• linkedin
  • Increase Font
  • Sharebar

    Am I too early (or too late) to implement my retirement plan?

    It's time to get an expert on opinion on how to save for your retirement.

    For those wise enough to spend time preparing for current income tax liabilities combined with planning for retirement, it is almost never too early or late to do so. Some will wait until December and others will begin as soon as possible to start the process.

    Finding the right person with the background to guide the dentist will produce results that the practitioner may not have known existed. The type of retirement plan where legal discrimination is available for the purpose of affording the owner and key personnel large benefits is a reality. These plans are accepted by the IRS when the proper paper work is filed for the approval process.

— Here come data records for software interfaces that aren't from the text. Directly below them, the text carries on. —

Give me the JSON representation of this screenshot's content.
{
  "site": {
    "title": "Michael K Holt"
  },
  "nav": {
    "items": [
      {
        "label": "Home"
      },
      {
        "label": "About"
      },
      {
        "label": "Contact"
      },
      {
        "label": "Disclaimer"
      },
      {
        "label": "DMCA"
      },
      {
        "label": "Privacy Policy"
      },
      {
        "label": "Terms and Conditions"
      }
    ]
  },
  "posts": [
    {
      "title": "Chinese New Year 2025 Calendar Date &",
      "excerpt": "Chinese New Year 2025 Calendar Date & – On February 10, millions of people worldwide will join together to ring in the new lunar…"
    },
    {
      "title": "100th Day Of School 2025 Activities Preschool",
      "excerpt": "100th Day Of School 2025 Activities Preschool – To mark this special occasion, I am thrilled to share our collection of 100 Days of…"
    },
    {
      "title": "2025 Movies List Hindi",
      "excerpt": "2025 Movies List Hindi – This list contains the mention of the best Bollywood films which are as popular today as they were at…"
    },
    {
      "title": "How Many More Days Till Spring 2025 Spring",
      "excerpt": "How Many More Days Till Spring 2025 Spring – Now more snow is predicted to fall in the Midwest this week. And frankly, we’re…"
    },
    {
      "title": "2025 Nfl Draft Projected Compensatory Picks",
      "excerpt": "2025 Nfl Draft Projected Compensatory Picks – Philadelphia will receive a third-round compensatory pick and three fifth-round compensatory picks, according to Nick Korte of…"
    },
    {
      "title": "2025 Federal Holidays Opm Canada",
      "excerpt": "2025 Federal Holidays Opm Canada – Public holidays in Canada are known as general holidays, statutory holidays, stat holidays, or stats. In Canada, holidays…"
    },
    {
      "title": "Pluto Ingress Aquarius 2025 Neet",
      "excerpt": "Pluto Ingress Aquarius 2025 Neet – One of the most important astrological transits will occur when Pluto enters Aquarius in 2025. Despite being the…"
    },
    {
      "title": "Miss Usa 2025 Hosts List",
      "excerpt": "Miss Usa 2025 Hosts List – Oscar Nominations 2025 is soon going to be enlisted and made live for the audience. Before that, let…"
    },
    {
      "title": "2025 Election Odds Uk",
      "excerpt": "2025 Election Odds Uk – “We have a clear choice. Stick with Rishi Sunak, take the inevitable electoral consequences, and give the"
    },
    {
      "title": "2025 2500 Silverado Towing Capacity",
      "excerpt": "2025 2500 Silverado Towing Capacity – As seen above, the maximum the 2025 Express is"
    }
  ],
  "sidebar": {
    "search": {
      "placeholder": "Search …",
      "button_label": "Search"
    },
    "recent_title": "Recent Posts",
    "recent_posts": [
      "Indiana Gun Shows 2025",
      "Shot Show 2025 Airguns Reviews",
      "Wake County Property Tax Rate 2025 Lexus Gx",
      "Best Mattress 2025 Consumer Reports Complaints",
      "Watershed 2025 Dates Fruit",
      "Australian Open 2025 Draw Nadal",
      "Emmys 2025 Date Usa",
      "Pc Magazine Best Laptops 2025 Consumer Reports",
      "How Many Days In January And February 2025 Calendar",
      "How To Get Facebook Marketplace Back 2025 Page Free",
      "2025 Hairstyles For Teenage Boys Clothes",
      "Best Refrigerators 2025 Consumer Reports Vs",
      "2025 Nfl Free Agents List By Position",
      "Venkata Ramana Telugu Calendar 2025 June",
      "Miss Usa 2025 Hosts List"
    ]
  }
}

    What happens if you have procrastinated and a dental CPA has to let you know that taxes will be due in a large amount? With the entire year to prepare and without anything happening to affect a good result, is it too late near the end of December to get things processed and approved?

    Related article: Where is your retirement income going to come from?

    What you may not know is that there are only two types of retirement plans: the defined benefit and defined contribution. However, formal documents can be drafted to have the weight of the contributions shifted to the desired personnel.

    When can the plan(s) be implemented, and what must be included in them?

    A retirement plan that can defer an incredible amount of income—and is appropriate for a dental practice with few people and in which the owner is older than other employees—is a defined benefit plan. One form of a defined benefit plan is known as a cash balance plan.

    It takes a good advisor, typically a dental CPA, who knows what language needs to be included in the plan document and can articulate with the actuary so the plan will be effective in the current year if adopted by the dental practice late in the year.

    Read more: 6 consultants you need to engage to plan your retirement

    The actuary will prepare the retirement plan documents with input from the dental CPA. The dental CPA can explain what needs to be inserted, so the plan deductions assist the key people disproportionately from the other employees. Information needs to be processed quickly and it is not recommended to wait until the end of the year to do so, but it can be done.

    With this kind of retirement plan, the dental practice can get a tax deduction in the preceding year when the actual cash payment to the plan is in the succeeding year. This is known as “accruing,” the contribution. The money is due to be deposited into the retirement plan when the tax return is due, including extensions of time to file the tax return.

    Up next: More ideas that could help you plan for retirement

    Bruce Bryen, CPA, CVA
    Bruce Bryen is a certified public accountant with over 40 years of experience and is a part of RKG Tax & Business Services LLP, an ...


    Add Comment
    • No comments available